Illinois. The basin extends from the confluence of the Illinois and Fox
Rivers near Ottawa, IL. down to the confluence of the Illinois and
MIssissippi Rivers at Grafton, IL.
Major rivers in the basin include:
The flat topography of the LIRB in central Illinois is dissected by the Illinois River. Glacial features are the major landforms. The LIRB is mostly (99.5%) in the Till Plains Section of the Central Lowland physiographic province.
The altitude of the land surface ranges from 600 to 800 feet above sea level. The area of greatest topographic relief is along the river valley, where topographic relief can range from 200 to 400 feet.
The 1990 population in the LIRB was 1.3 million, which equates to a
poulation density of 72 people per square mile. The four
most populated cities in the basin in 1990 were:
The population density reflects the extent of rural areas. Agriculture is the predominant land use (87%). The major crops grown are corn and soybeans. The remaining 13% of the land area in the basin are forests (8%), urban areas (2%), water and wetlands (2%), and miscellaneous land-use areas (1%).
The climate in the LIRB is humid continental, with cold, relatively dry
winters and warm, wet summers. The mean annual temperature in the LIRB
ranges from 50 degrees Fahrenheit in the north to 55 degrees Fahrenheit in
the south. Precipitation is normally 35-38 inches per year. Variations
in precipitation and temperature may occur in any year because the basin
is far from large physical features such as oceans or mountains ranges
that modify regional weather patterns.
Personnel to contact about a specific subject are listed on the staff page.

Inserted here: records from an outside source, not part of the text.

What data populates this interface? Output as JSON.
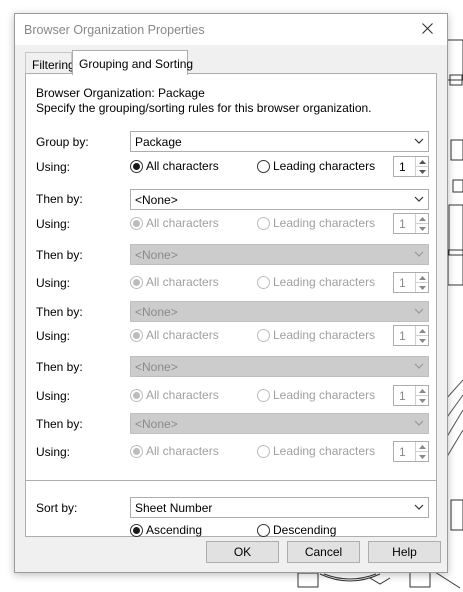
{
  "dialog": {
    "title": "Browser Organization Properties"
  },
  "tabs": [
    {
      "label": "Filtering",
      "active": false
    },
    {
      "label": "Grouping and Sorting",
      "active": true
    }
  ],
  "header": {
    "line1": "Browser Organization: Package",
    "line2": "Specify the grouping/sorting rules for this browser organization."
  },
  "rows": [
    {
      "group_label": "Group by:",
      "value": "Package",
      "enabled": true,
      "using_label": "Using:",
      "all_label": "All characters",
      "leading_label": "Leading characters",
      "all_selected": true,
      "count": "1"
    },
    {
      "group_label": "Then by:",
      "value": "<None>",
      "enabled": true,
      "using_label": "Using:",
      "all_label": "All characters",
      "leading_label": "Leading characters",
      "all_selected": true,
      "count": "1"
    },
    {
      "group_label": "Then by:",
      "value": "<None>",
      "enabled": false,
      "using_label": "Using:",
      "all_label": "All characters",
      "leading_label": "Leading characters",
      "all_selected": true,
      "count": "1"
    },
    {
      "group_label": "Then by:",
      "value": "<None>",
      "enabled": false,
      "using_label": "Using:",
      "all_label": "All characters",
      "leading_label": "Leading characters",
      "all_selected": true,
      "count": "1"
    },
    {
      "group_label": "Then by:",
      "value": "<None>",
      "enabled": false,
      "using_label": "Using:",
      "all_label": "All characters",
      "leading_label": "Leading characters",
      "all_selected": true,
      "count": "1"
    },
    {
      "group_label": "Then by:",
      "value": "<None>",
      "enabled": false,
      "using_label": "Using:",
      "all_label": "All characters",
      "leading_label": "Leading characters",
      "all_selected": true,
      "count": "1"
    }
  ],
  "sort": {
    "label": "Sort by:",
    "value": "Sheet Number",
    "ascending_label": "Ascending",
    "descending_label": "Descending",
    "ascending_selected": true
  },
  "buttons": {
    "ok": "OK",
    "cancel": "Cancel",
    "help": "Help"
  },
  "icons": {
    "close": "close-icon",
    "dropdown": "chevron-down-icon",
    "spin_up": "spin-up-icon",
    "spin_down": "spin-down-icon"
  }
}
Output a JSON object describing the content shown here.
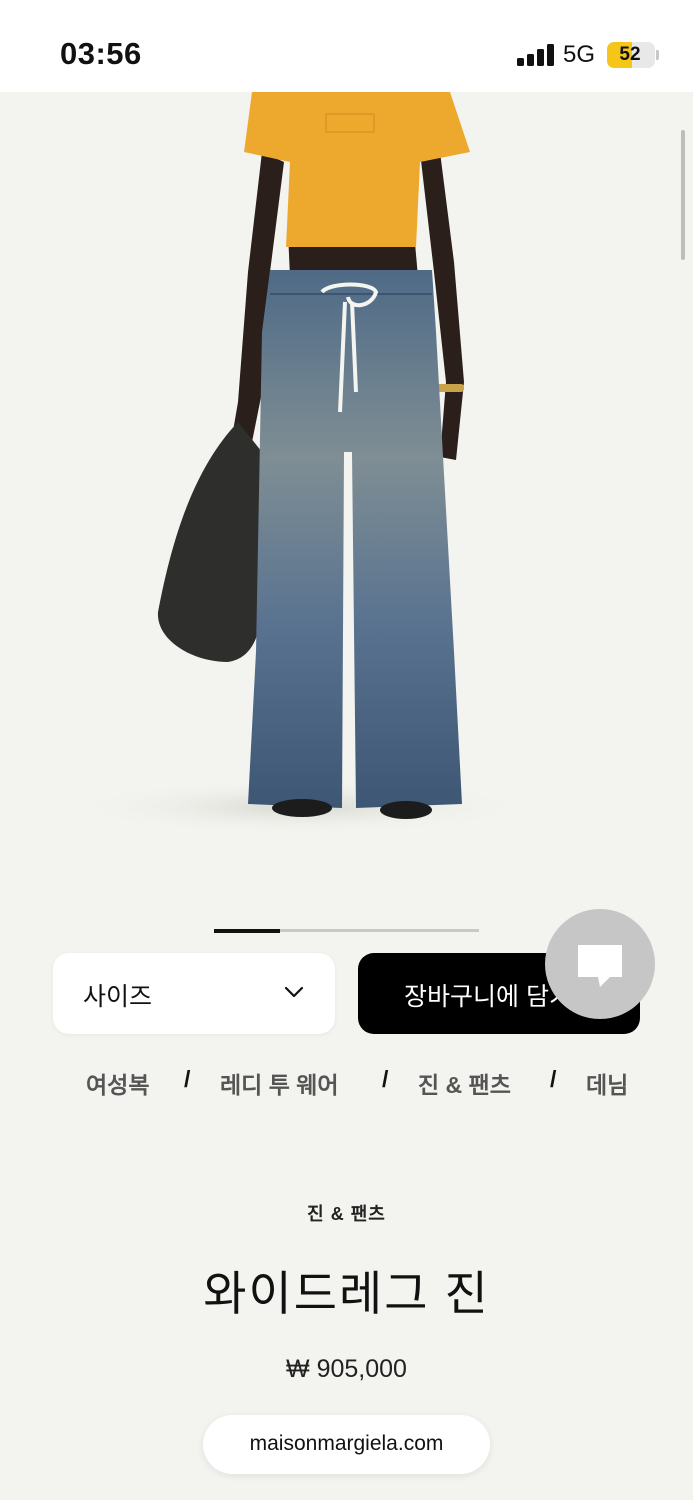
{
  "status_bar": {
    "time": "03:56",
    "network": "5G",
    "battery_level": "52",
    "battery_fraction": 0.52,
    "battery_color": "#f5c518"
  },
  "product_image": {
    "alt": "Model wearing wide-leg jeans with yellow crop top holding black bag",
    "carousel_progress_fraction": 0.25
  },
  "size_select": {
    "label": "사이즈",
    "icon": "chevron-down-icon"
  },
  "cart_button": {
    "label": "장바구니에 담기"
  },
  "chat_button": {
    "icon": "chat-bubble-icon"
  },
  "breadcrumb": {
    "items": [
      "여성복",
      "레디 투 웨어",
      "진 & 팬츠",
      "데님"
    ],
    "separator": "/"
  },
  "product": {
    "category": "진 & 팬츠",
    "title": "와이드레그 진",
    "price": "₩ 905,000"
  },
  "browser": {
    "url": "maisonmargiela.com"
  }
}
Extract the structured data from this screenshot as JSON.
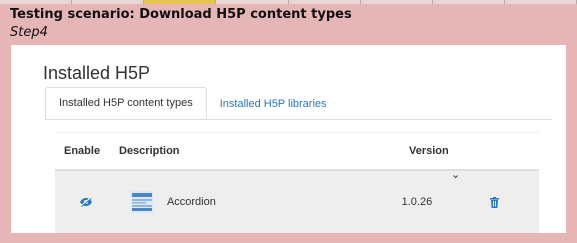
{
  "header": {
    "scenario": "Testing scenario: Download H5P content types",
    "step": "Step4"
  },
  "page": {
    "title": "Installed H5P",
    "tabs": [
      {
        "label": "Installed H5P content types",
        "active": true
      },
      {
        "label": "Installed H5P libraries",
        "active": false
      }
    ]
  },
  "table": {
    "headers": {
      "enable": "Enable",
      "description": "Description",
      "version": "Version"
    },
    "rows": [
      {
        "name": "Accordion",
        "version": "1.0.26",
        "enable_icon": "eye-slash-icon",
        "type_icon": "accordion-icon",
        "action_icon": "trash-icon"
      }
    ]
  },
  "colors": {
    "background": "#e6b6b6",
    "link": "#2a78c2",
    "row_bg": "#eeeeee",
    "active_tab_marker": "#e7c64d"
  }
}
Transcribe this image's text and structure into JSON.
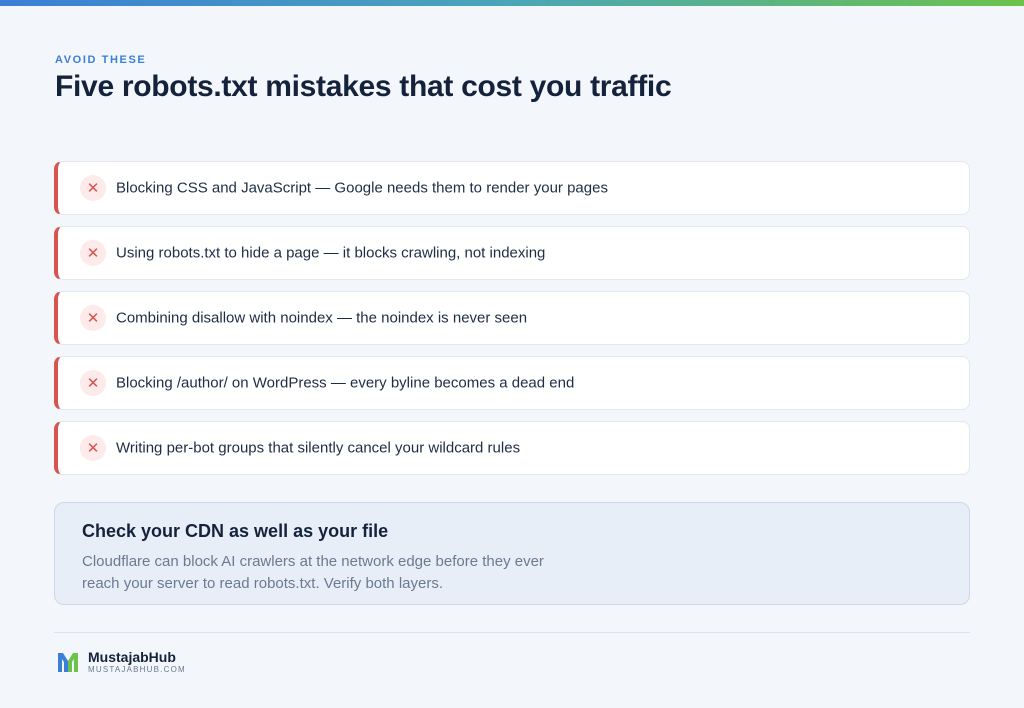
{
  "colors": {
    "accent": "#3b7fd6",
    "error": "#d9534f",
    "error_bg": "#fdeaea",
    "heading": "#14233b",
    "callout_bg": "#e8eef8"
  },
  "header": {
    "eyebrow": "AVOID THESE",
    "title": "Five robots.txt mistakes that cost you traffic"
  },
  "mistakes": [
    {
      "icon": "x-icon",
      "text": "Blocking CSS and JavaScript — Google needs them to render your pages"
    },
    {
      "icon": "x-icon",
      "text": "Using robots.txt to hide a page — it blocks crawling, not indexing"
    },
    {
      "icon": "x-icon",
      "text": "Combining disallow with noindex — the noindex is never seen"
    },
    {
      "icon": "x-icon",
      "text": "Blocking /author/ on WordPress — every byline becomes a dead end"
    },
    {
      "icon": "x-icon",
      "text": "Writing per-bot groups that silently cancel your wildcard rules"
    }
  ],
  "callout": {
    "title": "Check your CDN as well as your file",
    "body_line1": "Cloudflare can block AI crawlers at the network edge before they ever",
    "body_line2": "reach your server to read robots.txt. Verify both layers."
  },
  "footer": {
    "brand": "MustajabHub",
    "url": "MUSTAJABHUB.COM",
    "logo_icon": "brand-logo-icon"
  }
}
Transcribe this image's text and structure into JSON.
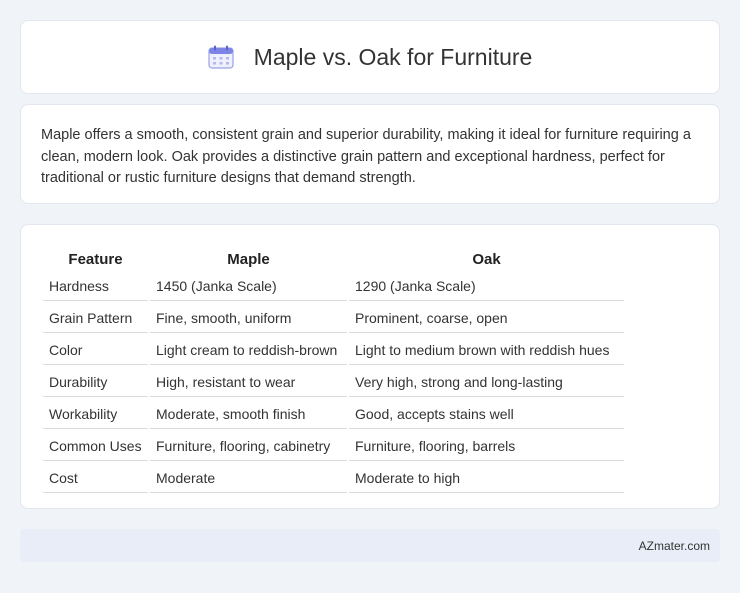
{
  "header": {
    "title": "Maple vs. Oak for Furniture",
    "icon": "calendar-icon"
  },
  "intro": {
    "text": "Maple offers a smooth, consistent grain and superior durability, making it ideal for furniture requiring a clean, modern look. Oak provides a distinctive grain pattern and exceptional hardness, perfect for traditional or rustic furniture designs that demand strength."
  },
  "table": {
    "columns": [
      "Feature",
      "Maple",
      "Oak"
    ],
    "rows": [
      [
        "Hardness",
        "1450 (Janka Scale)",
        "1290 (Janka Scale)"
      ],
      [
        "Grain Pattern",
        "Fine, smooth, uniform",
        "Prominent, coarse, open"
      ],
      [
        "Color",
        "Light cream to reddish-brown",
        "Light to medium brown with reddish hues"
      ],
      [
        "Durability",
        "High, resistant to wear",
        "Very high, strong and long-lasting"
      ],
      [
        "Workability",
        "Moderate, smooth finish",
        "Good, accepts stains well"
      ],
      [
        "Common Uses",
        "Furniture, flooring, cabinetry",
        "Furniture, flooring, barrels"
      ],
      [
        "Cost",
        "Moderate",
        "Moderate to high"
      ]
    ]
  },
  "footer": {
    "brand": "AZmater.com"
  },
  "colors": {
    "background": "#f0f3f8",
    "card": "#ffffff",
    "footer": "#e8edf7",
    "icon_accent": "#6b72e0"
  }
}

U.S. Department of the Interior
U.S. Geological Survey
221 North Broadway, Urbana, IL 61801, USA
Last modified: 10:57 CST Thurs 11 May 2000